Action item
Whatever the lines below say, output them exactly.

_ _ _ _ _

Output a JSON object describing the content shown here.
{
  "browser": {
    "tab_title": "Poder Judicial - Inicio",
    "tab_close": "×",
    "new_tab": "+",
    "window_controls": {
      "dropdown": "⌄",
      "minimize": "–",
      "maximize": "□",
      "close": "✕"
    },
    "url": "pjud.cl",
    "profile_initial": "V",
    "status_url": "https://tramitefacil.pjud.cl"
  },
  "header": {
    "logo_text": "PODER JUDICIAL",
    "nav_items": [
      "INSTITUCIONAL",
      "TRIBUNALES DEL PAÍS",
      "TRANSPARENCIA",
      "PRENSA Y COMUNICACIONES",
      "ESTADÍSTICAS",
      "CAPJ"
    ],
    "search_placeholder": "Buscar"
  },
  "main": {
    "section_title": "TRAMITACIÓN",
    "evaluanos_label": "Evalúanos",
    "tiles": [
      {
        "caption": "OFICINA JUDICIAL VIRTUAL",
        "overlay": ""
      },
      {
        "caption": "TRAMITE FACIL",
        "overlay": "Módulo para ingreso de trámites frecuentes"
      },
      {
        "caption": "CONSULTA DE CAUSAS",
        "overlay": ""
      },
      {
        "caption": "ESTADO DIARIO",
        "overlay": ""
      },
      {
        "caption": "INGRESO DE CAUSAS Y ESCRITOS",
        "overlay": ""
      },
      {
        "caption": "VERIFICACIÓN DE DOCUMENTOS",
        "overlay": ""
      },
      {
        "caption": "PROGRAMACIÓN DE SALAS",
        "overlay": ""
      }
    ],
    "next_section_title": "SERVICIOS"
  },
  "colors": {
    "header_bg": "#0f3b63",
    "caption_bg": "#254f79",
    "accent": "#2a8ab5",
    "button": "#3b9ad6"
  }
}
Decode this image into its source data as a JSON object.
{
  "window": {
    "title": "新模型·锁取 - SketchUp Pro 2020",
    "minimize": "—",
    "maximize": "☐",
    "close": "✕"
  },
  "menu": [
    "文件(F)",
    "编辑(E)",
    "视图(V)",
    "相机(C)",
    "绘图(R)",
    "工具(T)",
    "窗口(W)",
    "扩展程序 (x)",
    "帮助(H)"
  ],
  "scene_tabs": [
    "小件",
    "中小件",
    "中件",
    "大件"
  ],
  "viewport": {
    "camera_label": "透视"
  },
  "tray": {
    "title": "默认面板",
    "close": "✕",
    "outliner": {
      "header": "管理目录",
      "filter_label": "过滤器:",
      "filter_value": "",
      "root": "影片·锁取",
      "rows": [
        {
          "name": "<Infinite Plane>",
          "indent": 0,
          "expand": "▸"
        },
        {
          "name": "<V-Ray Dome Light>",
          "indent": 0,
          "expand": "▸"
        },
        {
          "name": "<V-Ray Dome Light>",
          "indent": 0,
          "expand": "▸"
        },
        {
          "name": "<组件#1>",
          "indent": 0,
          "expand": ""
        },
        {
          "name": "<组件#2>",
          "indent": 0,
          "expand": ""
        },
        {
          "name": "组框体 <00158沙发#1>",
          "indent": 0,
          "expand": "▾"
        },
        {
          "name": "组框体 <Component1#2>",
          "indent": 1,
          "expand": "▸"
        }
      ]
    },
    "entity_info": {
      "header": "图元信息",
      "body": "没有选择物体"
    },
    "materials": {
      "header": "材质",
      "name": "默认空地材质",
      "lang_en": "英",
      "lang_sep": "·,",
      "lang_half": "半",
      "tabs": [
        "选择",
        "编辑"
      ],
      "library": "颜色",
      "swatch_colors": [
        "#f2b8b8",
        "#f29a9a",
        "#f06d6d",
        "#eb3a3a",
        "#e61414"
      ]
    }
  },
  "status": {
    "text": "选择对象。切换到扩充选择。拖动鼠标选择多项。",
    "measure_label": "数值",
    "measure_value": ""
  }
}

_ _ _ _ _

Exercise result
Output a JSON object describing the content shown here.
{
  "browser": {
    "tab_title": "Poder Judicial - Inicio",
    "tab_close": "×",
    "new_tab": "+",
    "window_controls": {
      "dropdown": "⌄",
      "minimize": "–",
      "maximize": "□",
      "close": "✕"
    },
    "url": "pjud.cl",
    "profile_initial": "V",
    "status_url": "https://tramitefacil.pjud.cl"
  },
  "header": {
    "logo_text": "PODER JUDICIAL",
    "nav_items": [
      "INSTITUCIONAL",
      "TRIBUNALES DEL PAÍS",
      "TRANSPARENCIA",
      "PRENSA Y COMUNICACIONES",
      "ESTADÍSTICAS",
      "CAPJ"
    ],
    "search_placeholder": "Buscar"
  },
  "main": {
    "section_title": "TRAMITACIÓN",
    "evaluanos_label": "Evalúanos",
    "tiles": [
      {
        "caption": "OFICINA JUDICIAL VIRTUAL",
        "overlay": ""
      },
      {
        "caption": "TRAMITE FACIL",
        "overlay": "Módulo para ingreso de trámites frecuentes"
      },
      {
        "caption": "CONSULTA DE CAUSAS",
        "overlay": ""
      },
      {
        "caption": "ESTADO DIARIO",
        "overlay": ""
      },
      {
        "caption": "INGRESO DE CAUSAS Y ESCRITOS",
        "overlay": ""
      },
      {
        "caption": "VERIFICACIÓN DE DOCUMENTOS",
        "overlay": ""
      },
      {
        "caption": "PROGRAMACIÓN DE SALAS",
        "overlay": ""
      }
    ],
    "next_section_title": "SERVICIOS"
  },
  "colors": {
    "header_bg": "#0f3b63",
    "caption_bg": "#254f79",
    "accent": "#2a8ab5",
    "button": "#3b9ad6"
  }
}
Decode this image into its source data as a JSON object.
{
  "window": {
    "title": "新模型·锁取 - SketchUp Pro 2020",
    "minimize": "—",
    "maximize": "☐",
    "close": "✕"
  },
  "menu": [
    "文件(F)",
    "编辑(E)",
    "视图(V)",
    "相机(C)",
    "绘图(R)",
    "工具(T)",
    "窗口(W)",
    "扩展程序 (x)",
    "帮助(H)"
  ],
  "scene_tabs": [
    "小件",
    "中小件",
    "中件",
    "大件"
  ],
  "viewport": {
    "camera_label": "透视"
  },
  "tray": {
    "title": "默认面板",
    "close": "✕",
    "outliner": {
      "header": "管理目录",
      "filter_label": "过滤器:",
      "filter_value": "",
      "root": "影片·锁取",
      "rows": [
        {
          "name": "<Infinite Plane>",
          "indent": 0,
          "expand": "▸"
        },
        {
          "name": "<V-Ray Dome Light>",
          "indent": 0,
          "expand": "▸"
        },
        {
          "name": "<V-Ray Dome Light>",
          "indent": 0,
          "expand": "▸"
        },
        {
          "name": "<组件#1>",
          "indent": 0,
          "expand": ""
        },
        {
          "name": "<组件#2>",
          "indent": 0,
          "expand": ""
        },
        {
          "name": "组框体 <00158沙发#1>",
          "indent": 0,
          "expand": "▾"
        },
        {
          "name": "组框体 <Component1#2>",
          "indent": 1,
          "expand": "▸"
        }
      ]
    },
    "entity_info": {
      "header": "图元信息",
      "body": "没有选择物体"
    },
    "materials": {
      "header": "材质",
      "name": "默认空地材质",
      "lang_en": "英",
      "lang_sep": "·,",
      "lang_half": "半",
      "tabs": [
        "选择",
        "编辑"
      ],
      "library": "颜色",
      "swatch_colors": [
        "#f2b8b8",
        "#f29a9a",
        "#f06d6d",
        "#eb3a3a",
        "#e61414"
      ]
    }
  },
  "status": {
    "text": "选择对象。切换到扩充选择。拖动鼠标选择多项。",
    "measure_label": "数值",
    "measure_value": ""
  }
}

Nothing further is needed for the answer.